RED HOOD AND THE OUTLAWS #22 / Writer: Scott Lobdell / Artists: Dexter Soy & Alisson Borges / Colors: Veronica Gandini / Letterer: Taylor Esposito / Publisher: DC Comics / May 9, 2018
Complaining about single issues that lack their own confined story is so common a complaint in my reviews and Twitter feed that I risk becoming predictable. Red Hood and the Outlaws #22 comes perilously close to tripping that particular land mine. There are several story threads here, but barely any story—and arguably no plot. It’s worth pointing out that, as far as accuracy goes, the cover lives in a world between clickbait and false advertising. Also, the Penguin is sort of annoying. But none of that matters.
On the strength of seven pages that will stab the heart of anyone who’s lived their real world analog I’d have given this issue a winning verdict had the remaining pages been plagiarized from the dictionary in crayon.
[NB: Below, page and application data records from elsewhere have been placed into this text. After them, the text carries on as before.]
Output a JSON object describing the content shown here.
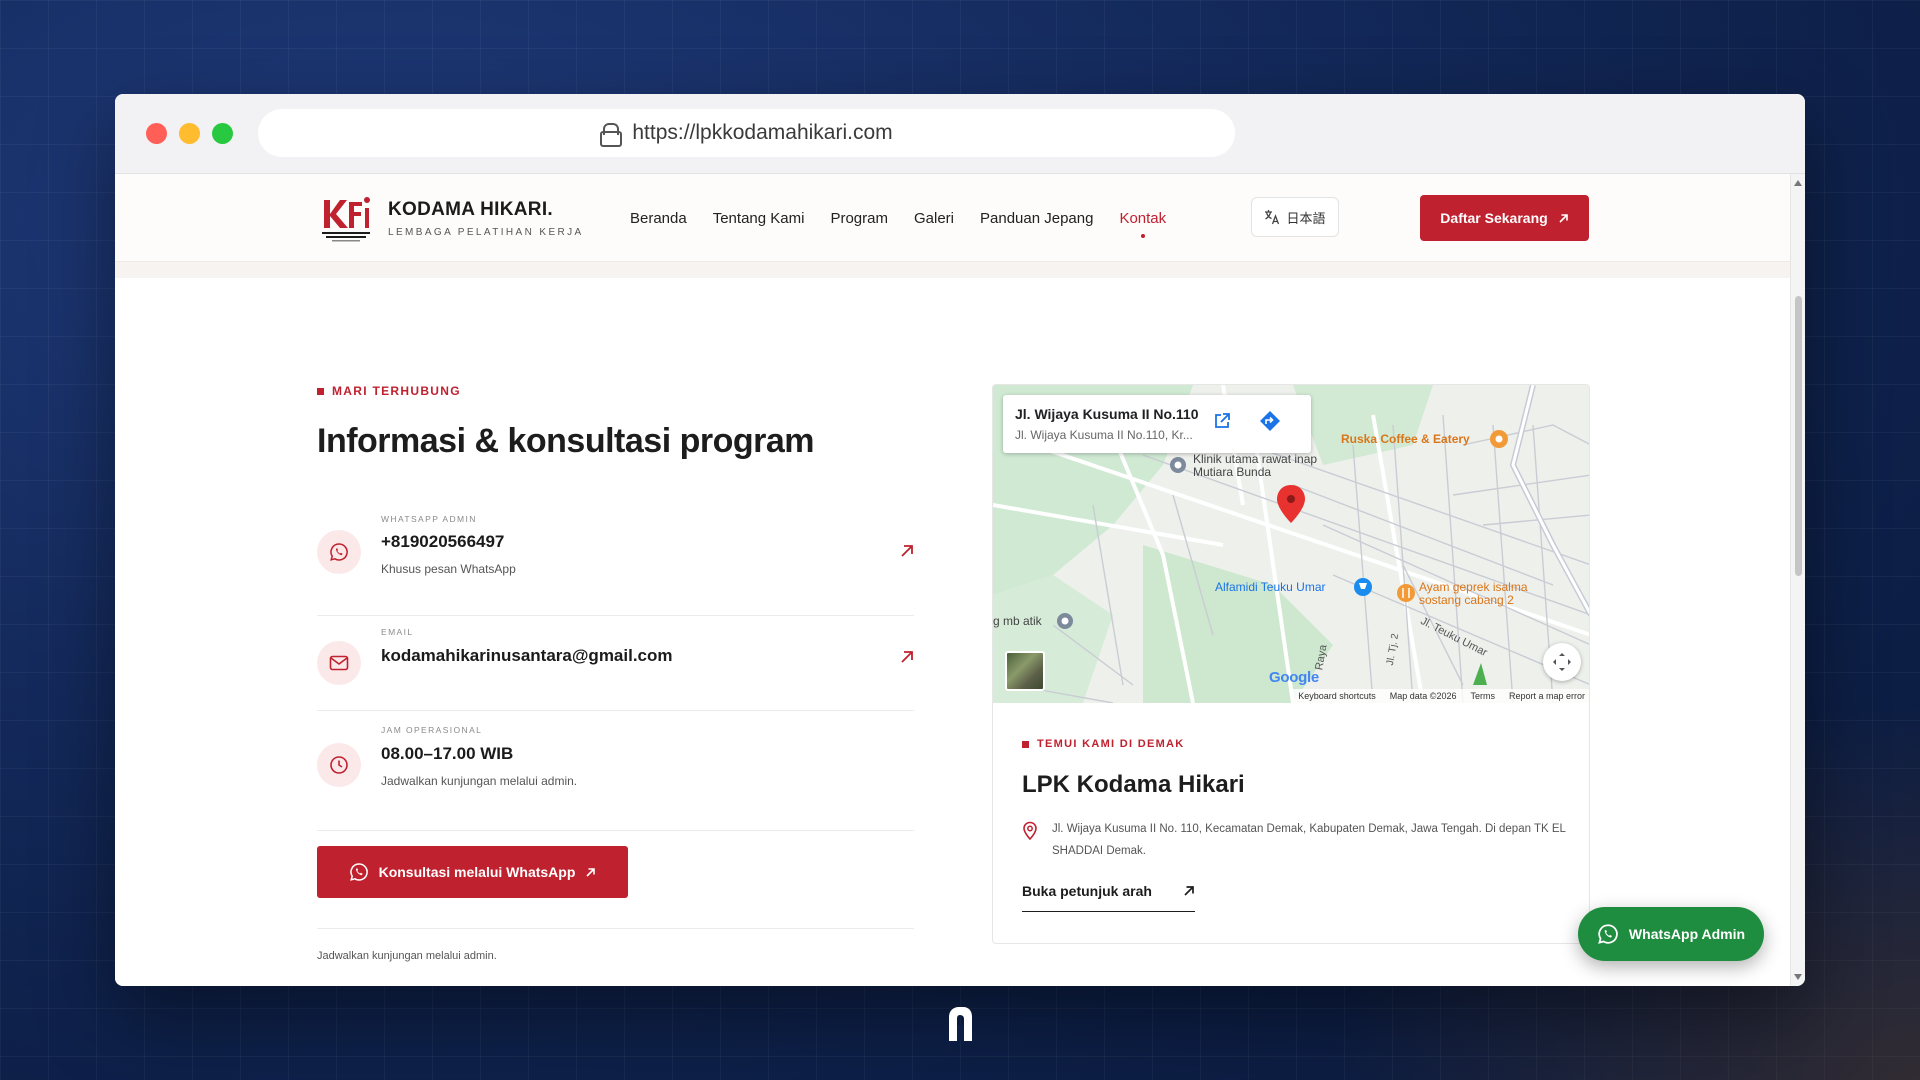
{
  "browser": {
    "url": "https://lpkkodamahikari.com"
  },
  "header": {
    "brand_name": "KODAMA HIKARI.",
    "brand_tagline": "LEMBAGA PELATIHAN KERJA",
    "nav": [
      {
        "label": "Beranda"
      },
      {
        "label": "Tentang Kami"
      },
      {
        "label": "Program"
      },
      {
        "label": "Galeri"
      },
      {
        "label": "Panduan Jepang"
      },
      {
        "label": "Kontak",
        "active": true
      }
    ],
    "lang_label": "日本語",
    "cta_label": "Daftar Sekarang"
  },
  "contact": {
    "eyebrow": "MARI TERHUBUNG",
    "heading": "Informasi & konsultasi program",
    "items": [
      {
        "label": "WHATSAPP ADMIN",
        "value": "+819020566497",
        "sub": "Khusus pesan WhatsApp"
      },
      {
        "label": "EMAIL",
        "value": "kodamahikarinusantara@gmail.com"
      },
      {
        "label": "JAM OPERASIONAL",
        "value": "08.00–17.00 WIB",
        "sub": "Jadwalkan kunjungan melalui admin."
      }
    ],
    "wa_button": "Konsultasi melalui WhatsApp",
    "foot_note": "Jadwalkan kunjungan melalui admin."
  },
  "map": {
    "popup_title": "Jl. Wijaya Kusuma II No.110",
    "popup_sub": "Jl. Wijaya Kusuma II No.110, Kr...",
    "places": [
      "Ruska Coffee & Eatery",
      "Klinik utama rawat inap Mutiara Bunda",
      "Alfamidi Teuku Umar",
      "Ayam geprek isalma sostang cabang 2",
      "g mb atik"
    ],
    "streets": [
      "Jl. Teuku Umar",
      "Raya",
      "Jl. Tj. 2"
    ],
    "google": "Google",
    "footer": [
      "Keyboard shortcuts",
      "Map data ©2026",
      "Terms",
      "Report a map error"
    ]
  },
  "location": {
    "eyebrow": "TEMUI KAMI DI DEMAK",
    "title": "LPK Kodama Hikari",
    "address": "Jl. Wijaya Kusuma II No. 110, Kecamatan Demak, Kabupaten Demak, Jawa Tengah. Di depan TK EL SHADDAI Demak.",
    "directions_label": "Buka petunjuk arah"
  },
  "float_wa": "WhatsApp Admin",
  "colors": {
    "brand_red": "#c0212f",
    "whatsapp_green": "#1f8d3f",
    "bg_navy": "#142a5c"
  }
}
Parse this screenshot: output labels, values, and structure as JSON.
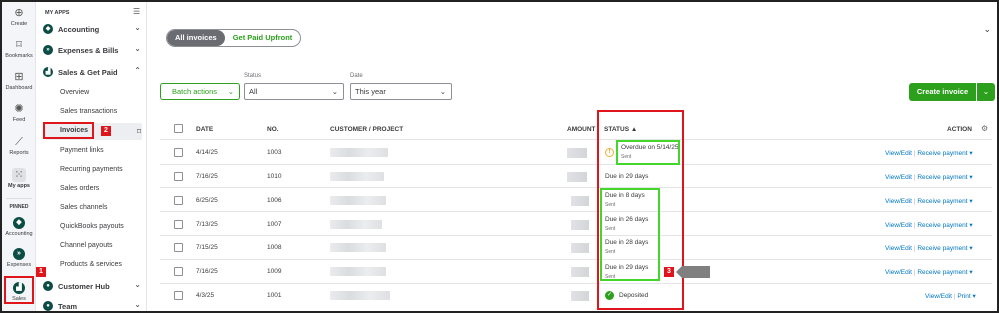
{
  "rail": {
    "items": [
      {
        "icon": "plus-circle",
        "label": "Create"
      },
      {
        "icon": "bookmark",
        "label": "Bookmarks"
      },
      {
        "icon": "grid",
        "label": "Dashboard"
      },
      {
        "icon": "feed",
        "label": "Feed"
      },
      {
        "icon": "chart",
        "label": "Reports"
      },
      {
        "icon": "apps",
        "label": "My apps"
      }
    ],
    "pinned_label": "PINNED",
    "pinned": [
      {
        "label": "Accounting"
      },
      {
        "label": "Expenses"
      },
      {
        "label": "Sales"
      }
    ]
  },
  "menu": {
    "header": "MY APPS",
    "categories": [
      {
        "label": "Accounting",
        "chevron": "down"
      },
      {
        "label": "Expenses & Bills",
        "chevron": "down"
      },
      {
        "label": "Sales & Get Paid",
        "chevron": "up"
      }
    ],
    "sales_items": [
      "Overview",
      "Sales transactions",
      "Invoices",
      "Payment links",
      "Recurring payments",
      "Sales orders",
      "Sales channels",
      "QuickBooks payouts",
      "Channel payouts",
      "Products & services"
    ],
    "bottom_categories": [
      {
        "label": "Customer Hub",
        "chevron": "down"
      },
      {
        "label": "Team",
        "chevron": "down"
      }
    ]
  },
  "tabs": {
    "active": "All invoices",
    "inactive": "Get Paid Upfront"
  },
  "filters": {
    "batch_label": "Batch actions",
    "status_label": "Status",
    "status_value": "All",
    "date_label": "Date",
    "date_value": "This year"
  },
  "create_button": "Create invoice",
  "table": {
    "headers": {
      "date": "DATE",
      "no": "NO.",
      "customer": "CUSTOMER / PROJECT",
      "amount": "AMOUNT",
      "status": "STATUS ▲",
      "action": "ACTION"
    },
    "rows": [
      {
        "date": "4/14/25",
        "no": "1003",
        "status": "Overdue on 5/14/25",
        "sub": "Sent",
        "action1": "View/Edit",
        "action2": "Receive payment"
      },
      {
        "date": "7/16/25",
        "no": "1010",
        "status": "Due in 29 days",
        "sub": "",
        "action1": "View/Edit",
        "action2": "Receive payment"
      },
      {
        "date": "6/25/25",
        "no": "1006",
        "status": "Due in 8 days",
        "sub": "Sent",
        "action1": "View/Edit",
        "action2": "Receive payment"
      },
      {
        "date": "7/13/25",
        "no": "1007",
        "status": "Due in 26 days",
        "sub": "Sent",
        "action1": "View/Edit",
        "action2": "Receive payment"
      },
      {
        "date": "7/15/25",
        "no": "1008",
        "status": "Due in 28 days",
        "sub": "Sent",
        "action1": "View/Edit",
        "action2": "Receive payment"
      },
      {
        "date": "7/16/25",
        "no": "1009",
        "status": "Due in 29 days",
        "sub": "Sent",
        "action1": "View/Edit",
        "action2": "Receive payment"
      },
      {
        "date": "4/3/25",
        "no": "1001",
        "status": "Deposited",
        "sub": "",
        "action1": "View/Edit",
        "action2": "Print"
      }
    ]
  },
  "annotations": {
    "badge1": "1",
    "badge2": "2",
    "badge3": "3"
  },
  "colors": {
    "brand_green": "#2ca01c",
    "annotation_red": "#e0151c",
    "annotation_green": "#44d62c",
    "link_blue": "#0077c5"
  }
}
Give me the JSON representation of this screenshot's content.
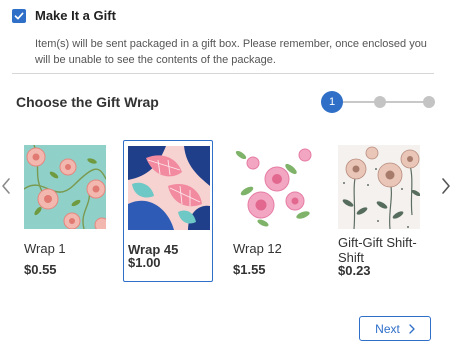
{
  "gift": {
    "checked": true,
    "label": "Make It a Gift",
    "description": "Item(s) will be sent packaged in a gift box. Please remember, once enclosed you will be unable to see the contents of the package."
  },
  "section_title": "Choose the Gift Wrap",
  "stepper": {
    "current": "1",
    "total": 3
  },
  "wraps": [
    {
      "name": "Wrap 1",
      "price": "$0.55",
      "selected": false
    },
    {
      "name": "Wrap 45",
      "price": "$1.00",
      "selected": true
    },
    {
      "name": "Wrap 12",
      "price": "$1.55",
      "selected": false
    },
    {
      "name": "Gift-Gift Shift-Shift",
      "price": "$0.23",
      "selected": false
    }
  ],
  "next_label": "Next",
  "colors": {
    "accent": "#2f6fc8",
    "divider": "#d6d6d6",
    "step_inactive": "#c4c4c4"
  },
  "icons": {
    "checkbox": "check-icon",
    "carousel_prev": "chevron-left-icon",
    "carousel_next": "chevron-right-icon",
    "next": "chevron-right-icon"
  }
}
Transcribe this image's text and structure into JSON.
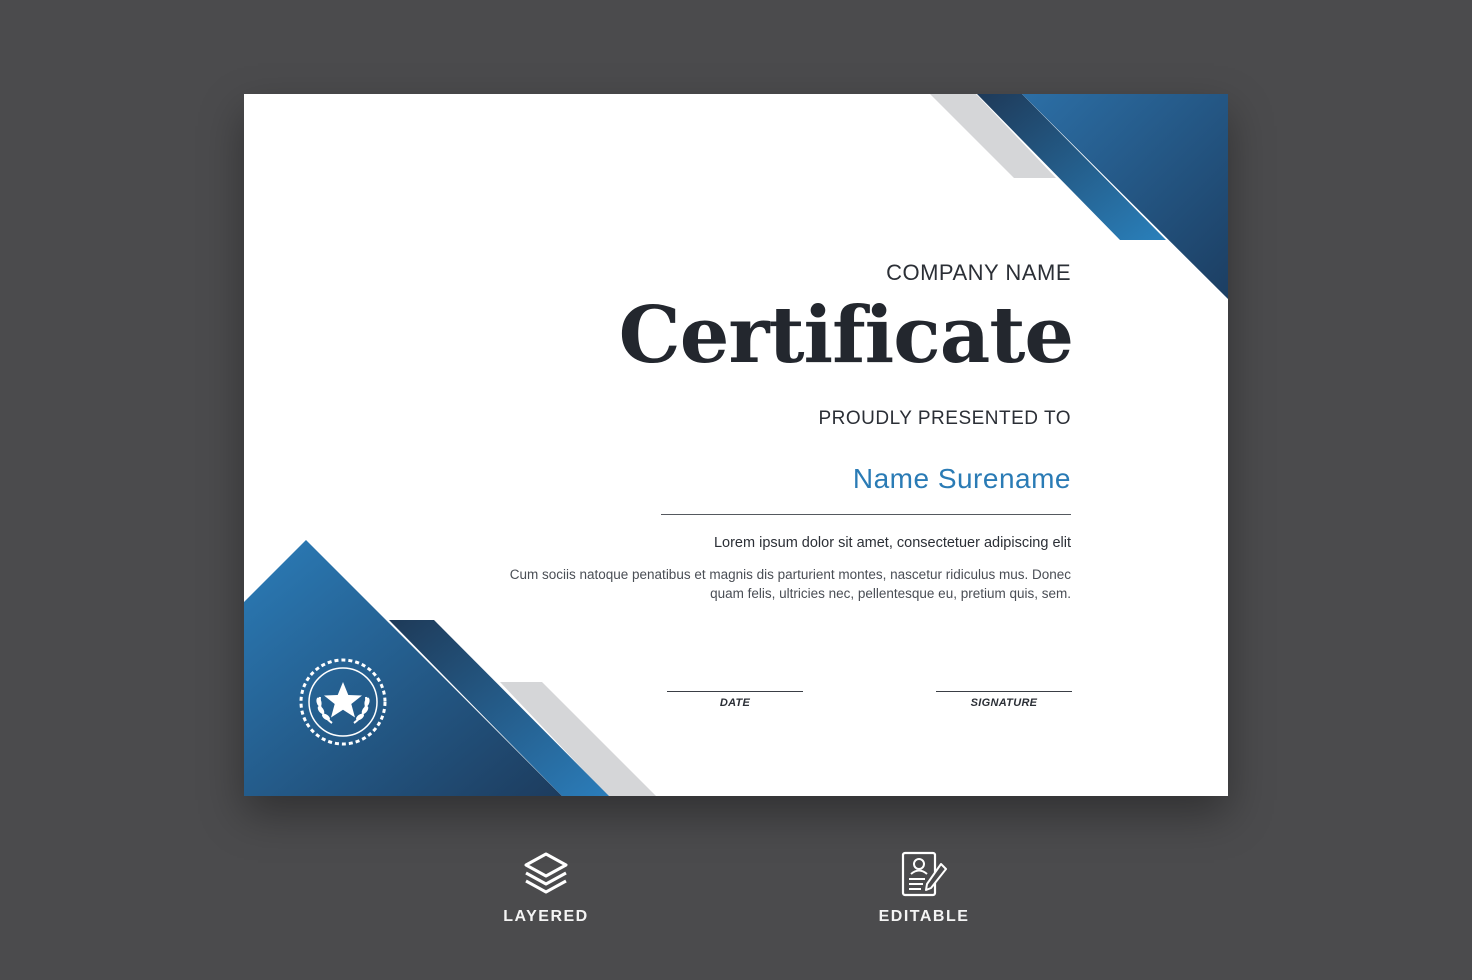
{
  "certificate": {
    "company": "COMPANY NAME",
    "title": "Certificate",
    "presented": "PROUDLY PRESENTED TO",
    "recipient": "Name Surename",
    "lead": "Lorem ipsum dolor sit amet, consectetuer adipiscing elit",
    "body_line_1": "Cum sociis natoque penatibus et magnis dis parturient montes, nascetur ridiculus mus. Donec",
    "body_line_2": "quam felis, ultricies nec, pellentesque eu, pretium quis, sem.",
    "date_label": "DATE",
    "signature_label": "SIGNATURE",
    "seal_icon": "laurel-star-seal-icon"
  },
  "features": [
    {
      "label": "LAYERED",
      "icon": "layers-icon"
    },
    {
      "label": "EDITABLE",
      "icon": "document-edit-icon"
    }
  ],
  "colors": {
    "background": "#4b4b4d",
    "paper": "#ffffff",
    "accent_blue": "#2a7bb5",
    "dark_blue": "#1f3f60",
    "grey_stripe": "#d5d6d8",
    "text_dark": "#23272e"
  }
}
Red Hood and the Outlaws #22 is primarily concerned with the ongoing storyline of Bizarro’s mental deterioration. To that end Artemis has sought help from Lex Luthor, the man who created Bizarro. Readers who have encountered Lex Luthor anywhere can predict how he’ll respond to Artemis’ basically emotional plea. A flashback revealed before their meeting explains the connection between Artemis and Luthor. Two brief Bizarro scenes reinforce the stakes: quite out of nowhere his deterioration has sped up. Two other storylines involving Jason—the ongoing tête-à-tête with the Penguin and the search for Ma Gunn—receive little more than lip service.
Central to what passes for the plot in Red Hood and the Outlaws #22 is Artemis’ meeting with Luthor. Lex Luthor once employed (or “owned” according to him) Artemis. Also, to no one’s surprise, Artemis used to do just about anything for anyone who her. Both of these revelations come courtesy of the flashback—three pages that, honestly, do little but add alleged significance to the plot. Thanks to colorist Veronica Gandini, though, the flashback becomes a small gem and is my favorite scene on a visual level. Gandini throws almost everything on these three pages to black and white. The notable exceptions are the faded orange jumpsuit worn by the man Artemis is supposed to kill and her very red hair. The rich color hits almost like a blow to the head, waking the reader up. In a quiet issue that doesn’t really serve up opportunities for the art team to stretch its legs, this flashback is a gorgeous example of how a simple artistic choice can steal the show.
The Artemis–Luthor meeting is the book’s largest set piece and had been set up in the previous issue as a moment of consequence. It might even be described as the issue’s plot. But Red Hood and the Outlaws #22 is truly about what’s going on in Bizarro’s head. Having been convinced by Artemis to stop using the synthesized Kryptonite to stay smart, Bizarro knows his intellect will fade and that there’s nothing that can stop that. Said loss begins in the middle of this issue practically in one heartbeat. Bizarro doesn’t notice as he slips from using “I” to “me” when speaking. Confusion comes next—confusion as he tries to think of a metaphor. In a moment the confusion has spread to his thinking on where he’s trying to go. Letterer Taylor Esposito adds to the power of this scene when, on the last page, he switches the text in Bizarro’s narration boxes from the printed looking font of the other characters back to the rough scrawl it used to be.
So why does Bizarro losing his smarts rank so high on my awesome meter? Anyone who’s watched someone they care for go through the beginning stages of Alzheimer’s or dementia—that torturous period where they know they’re losing their memory and they’re trying to hold on to it but it’s only going to get worse—will immediately swap themselves out with Jason in those closing pages.
It’s not a fun place to be, and it’s a terrible thing to watch.
Red Hood and the Outlaws #22 was not an issue I expected from this series. To be sure the preceding issues established what the storyline at hand would be. But Scott Lobdell writes an action/comedy series that has seldom soiled itself with notions that are painful, ugly, and real. Readers could be forgiven for expecting that Lobdell would play the fact of Bizarro losing his intellect without playing the feeling. Lobdell doesn’t do this, and the issue—the entire storyline—is the better for it. In a moment it ceases being fantasy and science fiction and becomes personal.
Verdict: 5 out of 5 Roy’s hot dogs with mustard & onions
Theron Couch is a collection of 1000 monkeys on 1000 typewriters trying to produce Hamlet. From time to time he accidentally types comic book reviews. Theron’s first novel, The Loyalty of Pawns, is available on Amazon and he’s published assorted short stories. Theron maintains a blog with additional comic and book reviews as well as posts on his personal struggle with mental health.